(WHAT YOU HAVE TO DO)
Below are records; work out how many of their lines contain "this" and give only that number.
____ EXTRACTED RECORDS
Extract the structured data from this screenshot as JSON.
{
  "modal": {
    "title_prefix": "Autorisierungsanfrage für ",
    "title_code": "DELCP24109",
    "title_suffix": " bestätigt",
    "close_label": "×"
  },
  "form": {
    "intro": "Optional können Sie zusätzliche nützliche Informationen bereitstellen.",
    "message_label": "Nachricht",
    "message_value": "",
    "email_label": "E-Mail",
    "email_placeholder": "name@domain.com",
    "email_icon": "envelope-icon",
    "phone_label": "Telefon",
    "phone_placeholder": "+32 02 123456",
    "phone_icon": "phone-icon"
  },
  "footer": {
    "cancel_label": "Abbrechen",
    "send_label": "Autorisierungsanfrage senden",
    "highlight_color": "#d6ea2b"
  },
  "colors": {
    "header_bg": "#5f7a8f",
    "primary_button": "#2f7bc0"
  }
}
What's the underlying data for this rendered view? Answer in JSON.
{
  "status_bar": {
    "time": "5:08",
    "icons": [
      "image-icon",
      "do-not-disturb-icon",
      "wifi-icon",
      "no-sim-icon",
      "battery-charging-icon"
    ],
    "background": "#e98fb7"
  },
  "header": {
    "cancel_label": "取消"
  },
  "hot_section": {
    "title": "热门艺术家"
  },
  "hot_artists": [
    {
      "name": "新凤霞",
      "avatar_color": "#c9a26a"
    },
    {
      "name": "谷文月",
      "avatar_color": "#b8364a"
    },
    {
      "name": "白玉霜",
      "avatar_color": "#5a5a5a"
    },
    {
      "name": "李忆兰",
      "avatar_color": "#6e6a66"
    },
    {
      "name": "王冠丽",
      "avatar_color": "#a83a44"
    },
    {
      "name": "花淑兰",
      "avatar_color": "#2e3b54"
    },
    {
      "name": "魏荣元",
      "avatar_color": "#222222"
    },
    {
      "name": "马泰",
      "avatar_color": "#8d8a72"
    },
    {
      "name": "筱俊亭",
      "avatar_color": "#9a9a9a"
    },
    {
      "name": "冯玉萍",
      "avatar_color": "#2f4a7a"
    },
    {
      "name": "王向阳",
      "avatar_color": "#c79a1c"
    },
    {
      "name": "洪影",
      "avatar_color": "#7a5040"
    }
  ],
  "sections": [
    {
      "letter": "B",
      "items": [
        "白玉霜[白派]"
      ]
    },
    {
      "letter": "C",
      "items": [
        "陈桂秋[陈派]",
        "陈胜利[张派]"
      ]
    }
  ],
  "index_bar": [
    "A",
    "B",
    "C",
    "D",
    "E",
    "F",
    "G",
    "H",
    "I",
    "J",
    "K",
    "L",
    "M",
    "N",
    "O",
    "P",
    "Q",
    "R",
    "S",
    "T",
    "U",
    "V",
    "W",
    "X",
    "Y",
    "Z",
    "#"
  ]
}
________
(WRITTEN RESPONSE)
2